#### WORK REQUEST
Tell how many lines in the listing below contain the word "Classic", giving the number alone.

#### MATERIAL FOR THIS TASK
■ ■ ■ ■

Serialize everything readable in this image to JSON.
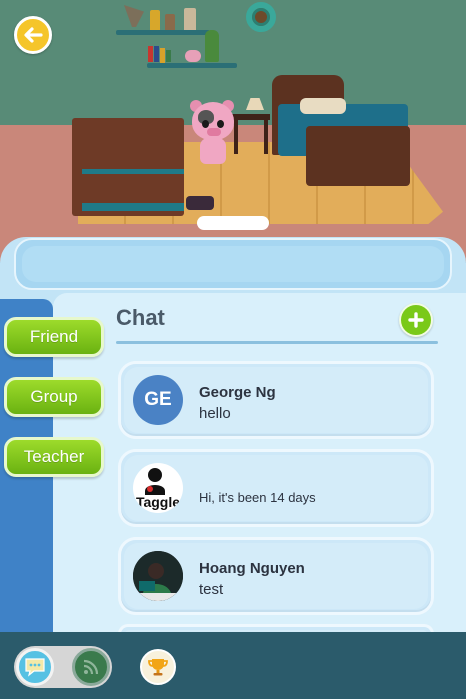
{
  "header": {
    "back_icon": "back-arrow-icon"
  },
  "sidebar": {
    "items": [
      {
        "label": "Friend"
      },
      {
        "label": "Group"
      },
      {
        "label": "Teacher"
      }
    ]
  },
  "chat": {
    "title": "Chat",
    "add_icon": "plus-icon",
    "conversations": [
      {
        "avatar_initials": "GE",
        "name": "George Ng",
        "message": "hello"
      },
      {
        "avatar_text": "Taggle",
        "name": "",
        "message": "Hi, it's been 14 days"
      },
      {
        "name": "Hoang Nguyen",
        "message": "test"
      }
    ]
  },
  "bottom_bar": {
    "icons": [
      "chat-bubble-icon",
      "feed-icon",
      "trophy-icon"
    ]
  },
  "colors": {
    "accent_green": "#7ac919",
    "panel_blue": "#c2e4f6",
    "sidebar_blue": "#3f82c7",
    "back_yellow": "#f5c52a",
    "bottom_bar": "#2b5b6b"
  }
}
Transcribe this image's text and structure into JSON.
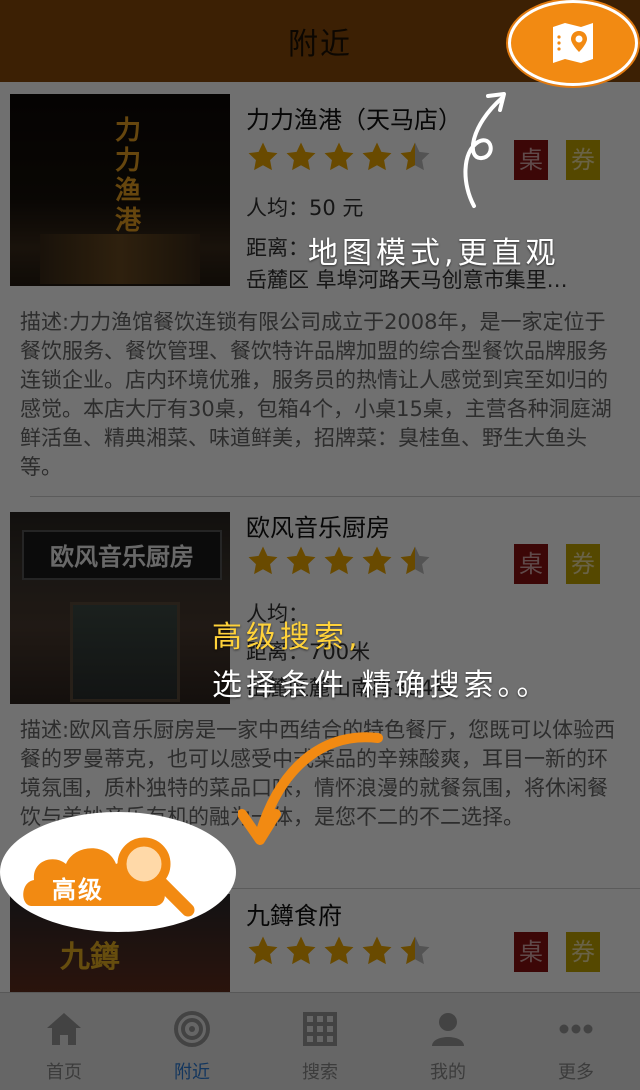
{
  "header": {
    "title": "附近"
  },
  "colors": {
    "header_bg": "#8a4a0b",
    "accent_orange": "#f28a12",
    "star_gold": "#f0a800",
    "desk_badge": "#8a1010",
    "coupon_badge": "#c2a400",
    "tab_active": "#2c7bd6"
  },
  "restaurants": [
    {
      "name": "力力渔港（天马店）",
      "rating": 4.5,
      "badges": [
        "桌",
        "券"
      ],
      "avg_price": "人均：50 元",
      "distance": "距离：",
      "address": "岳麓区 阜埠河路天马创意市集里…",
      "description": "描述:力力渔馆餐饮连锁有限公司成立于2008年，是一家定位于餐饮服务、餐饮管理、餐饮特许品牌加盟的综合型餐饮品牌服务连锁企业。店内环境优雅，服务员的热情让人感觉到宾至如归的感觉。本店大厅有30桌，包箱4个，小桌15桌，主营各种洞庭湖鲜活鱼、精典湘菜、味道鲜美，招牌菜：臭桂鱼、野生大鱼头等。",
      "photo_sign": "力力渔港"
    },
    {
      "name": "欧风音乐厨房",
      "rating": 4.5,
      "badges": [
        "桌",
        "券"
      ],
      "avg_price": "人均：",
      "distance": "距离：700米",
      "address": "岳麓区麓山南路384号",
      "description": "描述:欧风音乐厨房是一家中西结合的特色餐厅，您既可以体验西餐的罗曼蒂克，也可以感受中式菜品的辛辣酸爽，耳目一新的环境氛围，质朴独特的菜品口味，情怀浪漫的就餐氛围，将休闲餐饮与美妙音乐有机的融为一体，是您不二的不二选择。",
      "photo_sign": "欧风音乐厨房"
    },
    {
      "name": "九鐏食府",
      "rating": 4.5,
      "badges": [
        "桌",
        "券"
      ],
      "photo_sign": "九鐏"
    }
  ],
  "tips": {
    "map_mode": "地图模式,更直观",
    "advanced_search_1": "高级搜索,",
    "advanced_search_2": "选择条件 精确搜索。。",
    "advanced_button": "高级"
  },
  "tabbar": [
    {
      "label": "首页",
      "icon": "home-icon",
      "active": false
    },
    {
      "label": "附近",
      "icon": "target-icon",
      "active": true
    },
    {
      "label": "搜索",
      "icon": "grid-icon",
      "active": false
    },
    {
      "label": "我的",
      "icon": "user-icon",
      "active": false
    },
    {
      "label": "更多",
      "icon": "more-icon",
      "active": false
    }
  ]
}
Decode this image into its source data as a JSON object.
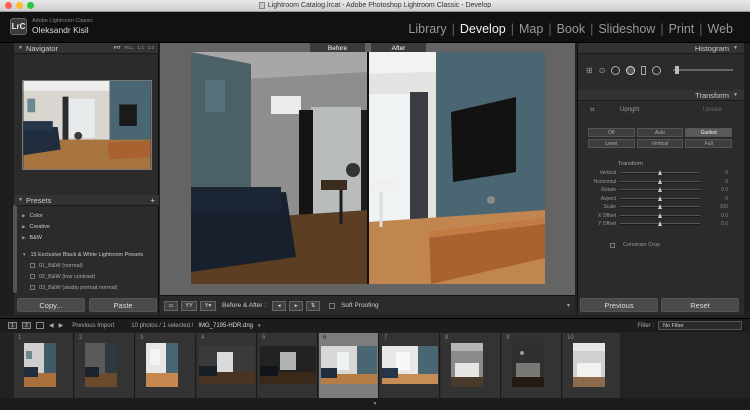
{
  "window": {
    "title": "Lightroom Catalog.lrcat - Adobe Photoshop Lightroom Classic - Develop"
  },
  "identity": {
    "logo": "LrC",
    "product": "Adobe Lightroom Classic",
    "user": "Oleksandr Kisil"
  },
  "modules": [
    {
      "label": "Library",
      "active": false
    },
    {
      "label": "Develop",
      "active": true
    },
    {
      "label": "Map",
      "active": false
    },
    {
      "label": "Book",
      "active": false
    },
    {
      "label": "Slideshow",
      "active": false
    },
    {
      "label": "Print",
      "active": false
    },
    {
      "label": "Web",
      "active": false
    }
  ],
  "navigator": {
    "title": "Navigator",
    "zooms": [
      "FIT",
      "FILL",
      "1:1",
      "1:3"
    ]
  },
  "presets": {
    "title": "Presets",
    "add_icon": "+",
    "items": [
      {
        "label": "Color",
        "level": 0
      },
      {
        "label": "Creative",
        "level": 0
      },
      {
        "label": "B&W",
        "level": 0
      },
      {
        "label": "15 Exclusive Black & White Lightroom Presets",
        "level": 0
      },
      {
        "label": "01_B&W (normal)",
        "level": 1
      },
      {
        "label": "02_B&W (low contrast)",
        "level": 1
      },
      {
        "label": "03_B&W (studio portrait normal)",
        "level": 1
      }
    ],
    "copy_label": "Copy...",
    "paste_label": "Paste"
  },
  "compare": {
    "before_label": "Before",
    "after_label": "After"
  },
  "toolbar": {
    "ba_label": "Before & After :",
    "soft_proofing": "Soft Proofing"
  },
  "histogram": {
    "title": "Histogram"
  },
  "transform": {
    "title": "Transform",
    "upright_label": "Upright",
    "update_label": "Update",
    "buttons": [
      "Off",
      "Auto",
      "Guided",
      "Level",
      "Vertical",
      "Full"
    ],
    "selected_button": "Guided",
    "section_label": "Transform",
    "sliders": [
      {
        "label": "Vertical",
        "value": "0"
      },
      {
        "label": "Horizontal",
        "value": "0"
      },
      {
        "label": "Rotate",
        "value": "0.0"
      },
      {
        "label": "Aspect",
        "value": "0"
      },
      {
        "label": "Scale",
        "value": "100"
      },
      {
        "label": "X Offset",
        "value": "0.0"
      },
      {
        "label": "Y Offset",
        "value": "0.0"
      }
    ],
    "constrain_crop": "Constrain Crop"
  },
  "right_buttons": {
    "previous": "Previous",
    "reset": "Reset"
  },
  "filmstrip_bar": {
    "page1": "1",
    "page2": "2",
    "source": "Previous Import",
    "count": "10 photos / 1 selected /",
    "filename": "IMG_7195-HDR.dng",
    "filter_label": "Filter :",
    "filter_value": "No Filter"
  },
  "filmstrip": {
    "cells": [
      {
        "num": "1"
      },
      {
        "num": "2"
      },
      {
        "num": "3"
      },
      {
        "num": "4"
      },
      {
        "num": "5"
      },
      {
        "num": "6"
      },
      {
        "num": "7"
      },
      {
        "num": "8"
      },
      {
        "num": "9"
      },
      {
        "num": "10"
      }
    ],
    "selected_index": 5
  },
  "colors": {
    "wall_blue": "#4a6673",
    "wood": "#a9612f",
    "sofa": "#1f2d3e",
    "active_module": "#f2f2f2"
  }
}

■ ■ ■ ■

#### TASK ANSWER
2